Self-Care Strategies

For these reasons, foster care social workers must prioritize self-care. The following strategies can safeguard the well-being of foster care social workers and prevent burnout.

Pay Attention to Physical Health

Stress and long work hours can lead many to neglect their physical health. Foster care social workers should focus on getting good rest that helps compensate for the fact they do not work traditional 9-to-5 schedules. They also need to eat healthy meals, engage in regular exercise and decompress from the day.

Set Boundaries Between Work and Personal Time

Getting wrapped up in the responsibilities of foster care social work is easy to do. However, foster care social workers need to draw a clear line between work and personal time to avoid burnout. Activities such as practicing a musical instrument, walking a dog or practicing yoga can help foster care social workers unwind. Devoting time to oneself and compartmentalizing the stress from work also contribute to maintaining healthy boundaries.

Adopt Mindfulness Practices

Mindfulness exercises such as intentional breathing and meditation help lower blood pressure and create grounding. Foster care social workers can perform them at their desks, on their commutes and at bedtime to help them relax, destress and reconnect with a more peaceful state of mind.

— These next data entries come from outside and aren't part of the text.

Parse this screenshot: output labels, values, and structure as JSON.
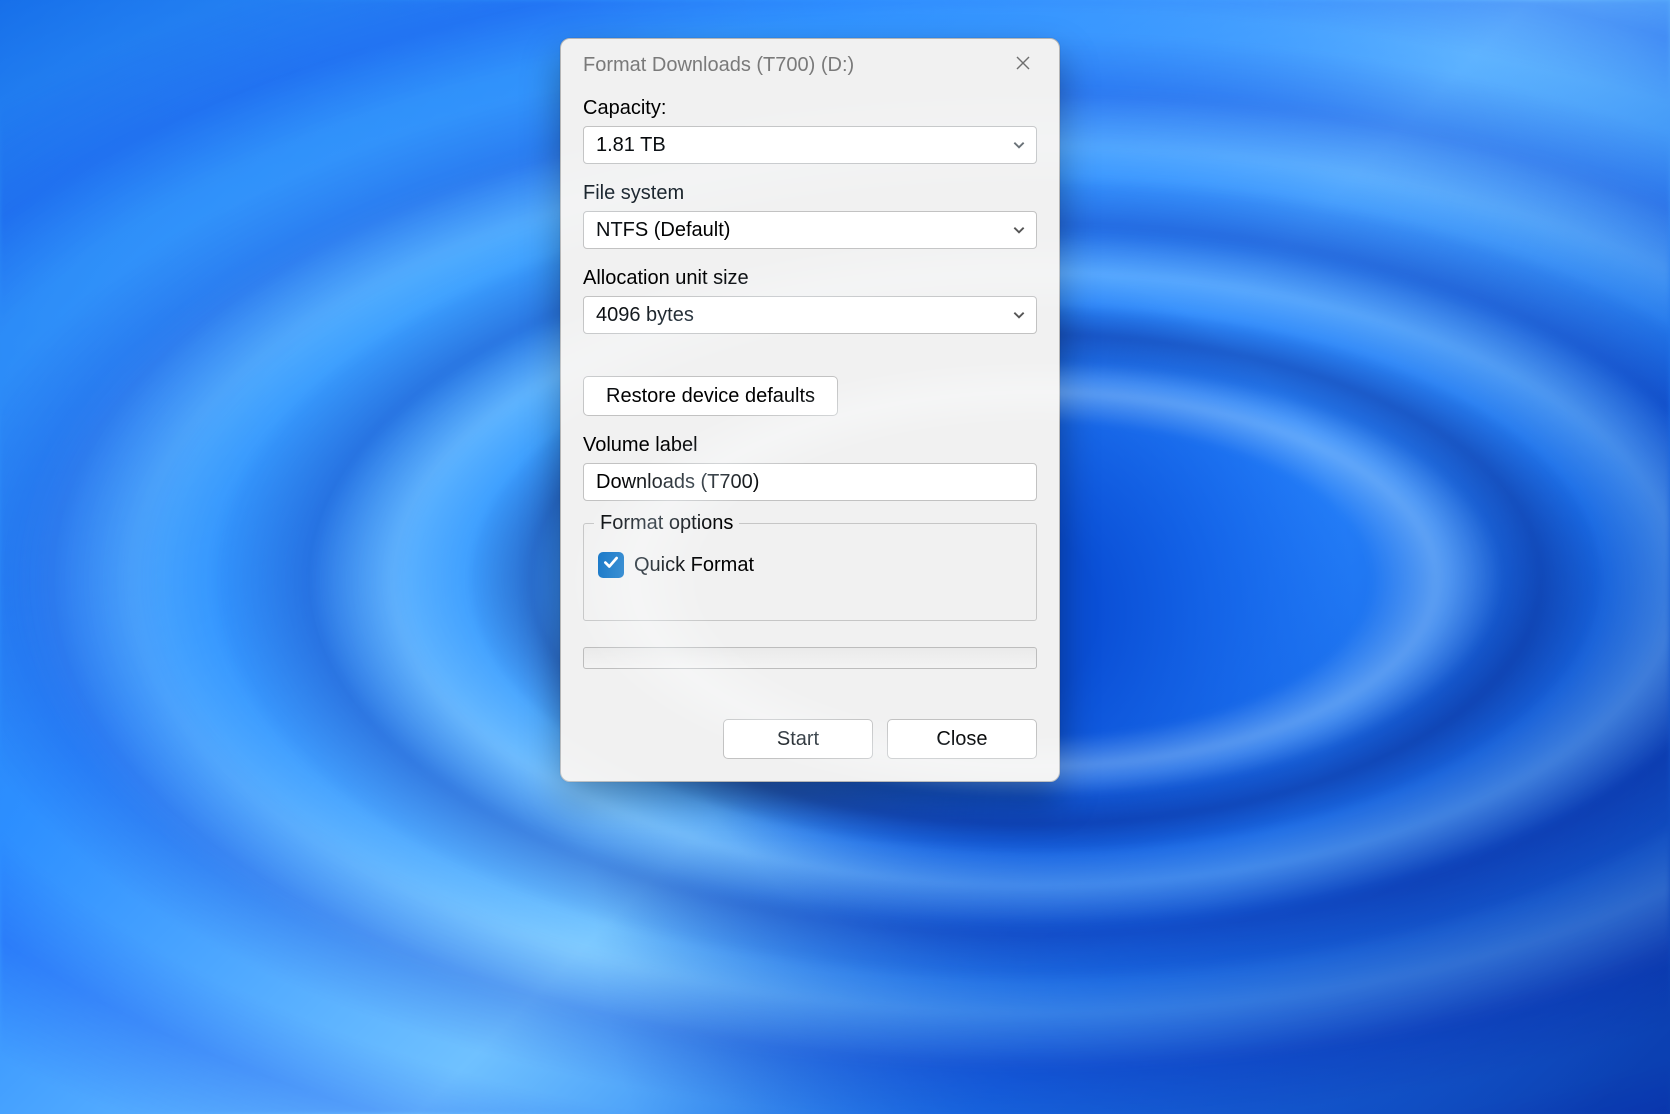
{
  "window": {
    "title": "Format Downloads (T700) (D:)"
  },
  "labels": {
    "capacity": "Capacity:",
    "file_system": "File system",
    "allocation_unit_size": "Allocation unit size",
    "volume_label": "Volume label",
    "format_options": "Format options"
  },
  "values": {
    "capacity": "1.81 TB",
    "file_system": "NTFS (Default)",
    "allocation_unit_size": "4096 bytes",
    "volume_label": "Downloads (T700)"
  },
  "buttons": {
    "restore_defaults": "Restore device defaults",
    "start": "Start",
    "close": "Close"
  },
  "options": {
    "quick_format_label": "Quick Format",
    "quick_format_checked": true
  },
  "colors": {
    "accent": "#0067c0"
  }
}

Take Mini-Breaks Throughout the Day

Getting up and taking a brisk five-minute walk around the block can allow foster care social workers a chance to get some fresh air and find a moment of calm during tense workdays. These mini-breaks can also help people reorganize their thoughts and gain a different perspective.

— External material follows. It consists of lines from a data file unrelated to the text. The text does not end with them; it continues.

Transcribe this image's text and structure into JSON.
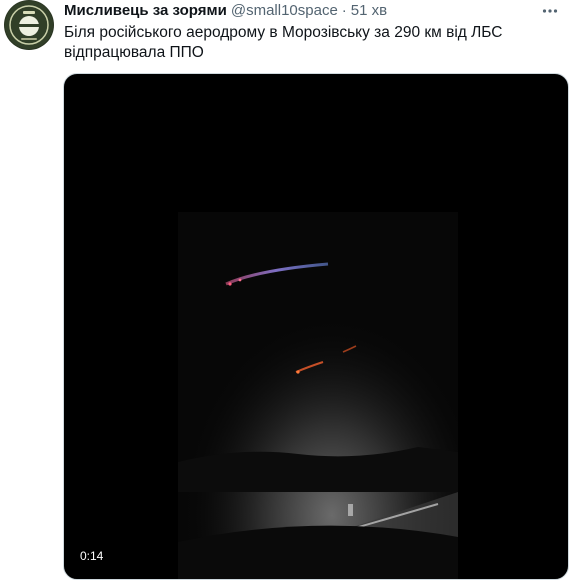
{
  "author": {
    "display_name": "Мисливець за зорями",
    "handle": "@small10space",
    "separator": "·",
    "timestamp": "51 хв"
  },
  "tweet": {
    "text_line1": "Біля російського аеродрому в Морозівську за 290 км від ЛБС",
    "text_line2": "відпрацювала ППО"
  },
  "media": {
    "duration": "0:14"
  },
  "icons": {
    "more": "more-horizontal-icon",
    "avatar": "avatar-emblem"
  },
  "colors": {
    "primary_text": "#0f1419",
    "secondary_text": "#536471",
    "media_border": "#cfd9de"
  }
}
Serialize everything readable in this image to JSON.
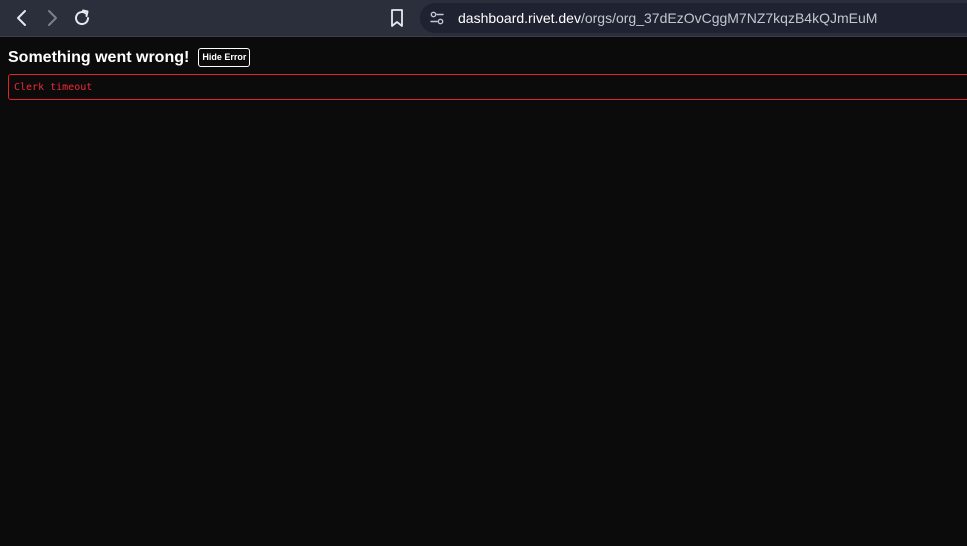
{
  "browser": {
    "icons": {
      "back": "chevron-left-icon",
      "forward": "chevron-right-icon",
      "reload": "reload-icon",
      "bookmark": "bookmark-icon",
      "site_info": "tune-icon"
    },
    "url_host": "dashboard.rivet.dev",
    "url_path": "/orgs/org_37dEzOvCggM7NZ7kqzB4kQJmEuM"
  },
  "error": {
    "title": "Something went wrong!",
    "hide_button_label": "Hide Error",
    "message": "Clerk timeout"
  },
  "colors": {
    "page_background": "#0b0b0b",
    "toolbar_background": "#2b2e3b",
    "error_red": "#f02a35"
  }
}
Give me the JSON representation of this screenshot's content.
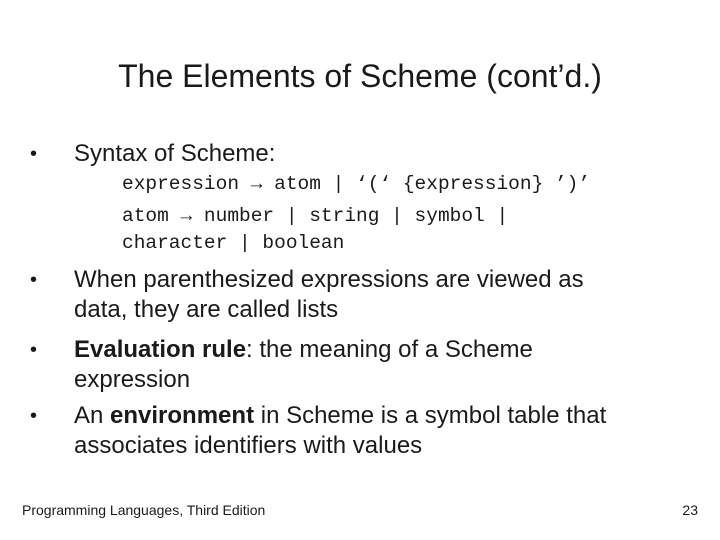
{
  "slide": {
    "title": "The Elements of Scheme (cont’d.)",
    "bullet_symbol": "•",
    "bullets": [
      {
        "lines": [
          "Syntax of Scheme:"
        ]
      },
      {
        "lines": [
          "When parenthesized expressions are viewed as",
          "data, they are called lists"
        ]
      },
      {
        "bold": "Evaluation rule",
        "rest_line1": ": the meaning of a Scheme",
        "line2": "expression"
      },
      {
        "pre": "An ",
        "bold": "environment",
        "rest_line1": " in Scheme is a symbol table that",
        "line2": "associates identifiers with values"
      }
    ],
    "grammar": [
      "expression → atom | ‘(‘ {expression} ’)’",
      "atom → number | string | symbol |",
      "character | boolean"
    ]
  },
  "footer": {
    "book": "Programming Languages, Third Edition",
    "page_number": "23"
  }
}
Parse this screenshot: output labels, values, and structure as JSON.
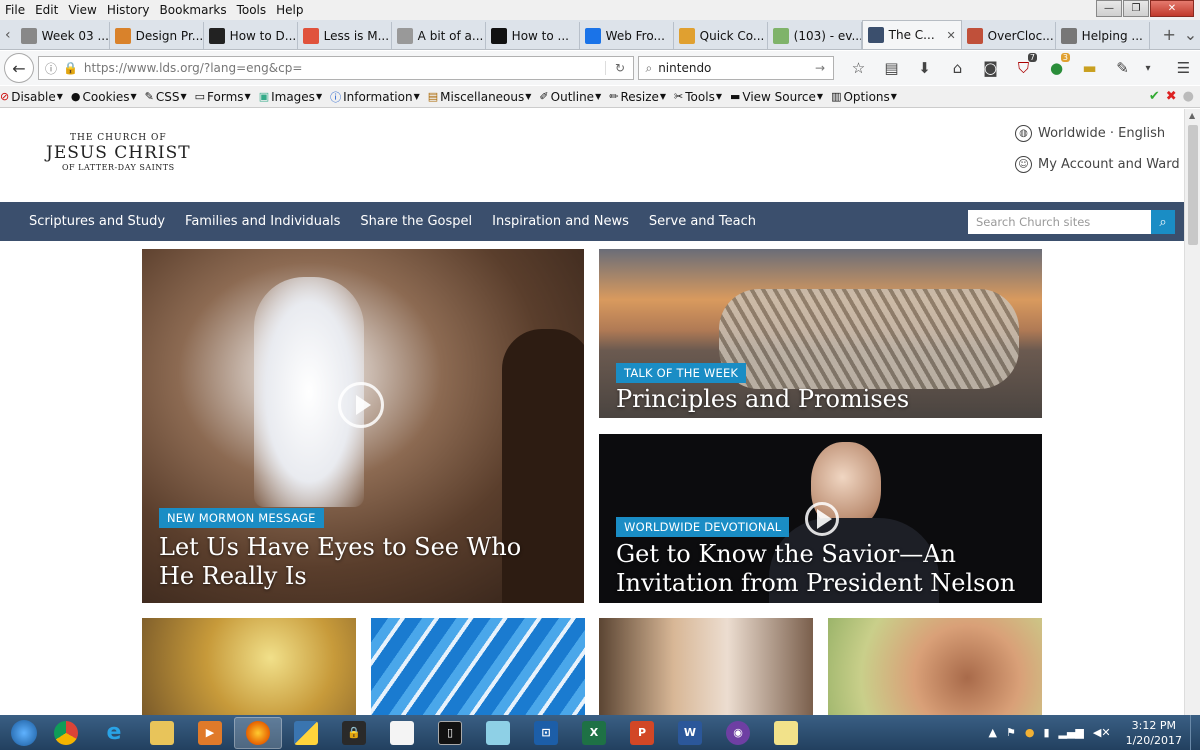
{
  "menubar": {
    "items": [
      "File",
      "Edit",
      "View",
      "History",
      "Bookmarks",
      "Tools",
      "Help"
    ]
  },
  "tabs": [
    {
      "label": "Week 03 ...",
      "color": "#888888"
    },
    {
      "label": "Design Pr...",
      "color": "#d9822b"
    },
    {
      "label": "How to D...",
      "color": "#222222"
    },
    {
      "label": "Less is M...",
      "color": "#e0523c"
    },
    {
      "label": "A bit of a...",
      "color": "#999999"
    },
    {
      "label": "How to ...",
      "color": "#111111"
    },
    {
      "label": "Web Fro...",
      "color": "#1a73e8"
    },
    {
      "label": "Quick Co...",
      "color": "#e0a030"
    },
    {
      "label": "(103) - ev...",
      "color": "#7fb36a"
    },
    {
      "label": "The C...",
      "color": "#3b4f6d",
      "active": true
    },
    {
      "label": "OverCloc...",
      "color": "#c0503a"
    },
    {
      "label": "Helping ...",
      "color": "#777777"
    }
  ],
  "urlbar": {
    "url": "https://www.lds.org/?lang=eng&cp="
  },
  "searchbar": {
    "value": "nintendo"
  },
  "navicons": [
    "star-icon",
    "reading-list-icon",
    "download-icon",
    "home-icon",
    "pocket-icon",
    "shield-icon",
    "ghostery-icon",
    "ruler-icon",
    "eyedropper-icon"
  ],
  "navbadges": [
    "7",
    "3"
  ],
  "devbar": {
    "items": [
      "Disable",
      "Cookies",
      "CSS",
      "Forms",
      "Images",
      "Information",
      "Miscellaneous",
      "Outline",
      "Resize",
      "Tools",
      "View Source",
      "Options"
    ]
  },
  "site": {
    "logo": {
      "line1": "THE CHURCH OF",
      "line2": "JESUS CHRIST",
      "line3": "OF LATTER-DAY SAINTS"
    },
    "toplinks": {
      "language": "Worldwide · English",
      "account": "My Account and Ward"
    },
    "nav": [
      "Scriptures and Study",
      "Families and Individuals",
      "Share the Gospel",
      "Inspiration and News",
      "Serve and Teach"
    ],
    "search_placeholder": "Search Church sites"
  },
  "cards": {
    "main": {
      "tag": "NEW MORMON MESSAGE",
      "title": "Let Us Have Eyes to See Who He Really Is"
    },
    "talk": {
      "tag": "TALK OF THE WEEK",
      "title": "Principles and Promises"
    },
    "devotional": {
      "tag": "WORLDWIDE DEVOTIONAL",
      "title": "Get to Know the Savior—An Invitation from President Nelson"
    }
  },
  "taskbar": {
    "apps": [
      "chrome",
      "internet-explorer",
      "file-explorer",
      "media-player",
      "firefox",
      "python",
      "security",
      "notepad",
      "terminal",
      "sticky",
      "sourcetree",
      "excel",
      "powerpoint",
      "word",
      "github",
      "notes"
    ],
    "time": "3:12 PM",
    "date": "1/20/2017"
  }
}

Promote Child Welfare as a Foster Care Social Worker

Children in foster care need compassionate advocates with the skills and expertise to find them safe homes where they can thrive. Foster care social workers leverage their knowledge of community resources and effective therapeutic interventions to give children in foster care a chance to heal from traumatic experiences and live more gratifying lives.

Discover how Virginia Commonwealth University’s online Master of Social Work Program prepares graduates to promote child welfare and make a difference.

Adoption Exchange Association, “Support for Foster Parents”

California Department of Social Services, “Resource Family Home Health and Safety Assessment Checklist”

The California Evidence-Based Clearinghouse for Child Welfare, Attachment and Biobehavioral Catch-up (ABC)

The California Evidence-Based Clearinghouse for Child Welfare, Treatment Foster Care Oregon for Preschoolers (TFCO-P)

Centers for Disease Control and Prevention, Early Brain Development and Health

CHAMPS, “A CHAMPS Guide on Foster Parent Recruitment and Retention: Strategies for Developing a Comprehensive Program”

Child Abuse and Neglect, “Child Abuse and Neglect Re-Report Rates for Young Children With Developmental Delays”

Children and Youth Services Review, “Foster Children Are at Risk for Developing Problems in Social-Emotional Functioning: A Follow-Up Study at 8 Years of Age”

Gladney Center for Adoption, “How Does Foster Care Affect a Child’s Development?”

The Journal of Child Psychology and Psychiatry, “Foster Care Promotes Adaptive Functioning in Early Adolescence Among Children Who Experienced Severe, Early Deprivation”

Journal of Youth and Adolescence, “Internalizing and Externalizing Behavior Problems and Student Engagement in Elementary and Secondary School Students”

Napa County California HHSA, Resource Parent FAQ

National Association of Social Workers, “The Art of Self-Care for Social Workers”

National Association of Social Workers, Foster Care Media Toolkit

The National Child Traumatic Stress Network, Secondary Traumatic Stress

Office of Program Evaluation and Government Accountability, “Frontline Workers in the State Child Protective System: Perspectives on Factors That Impact Effectiveness and Efficiency of Child Protective Work”

Pediatrics, “Pediatrician Guidance in Supporting Families of Children Who Are Adopted, Fostered, or in Kinship Care”

Psychiatric Times, “Challenges and Strategies in Foster Care”

Stanislaus County California, Community Services Agency, Family Reunification

U.S. Department of Health and Human Services, “The AFCARS Report”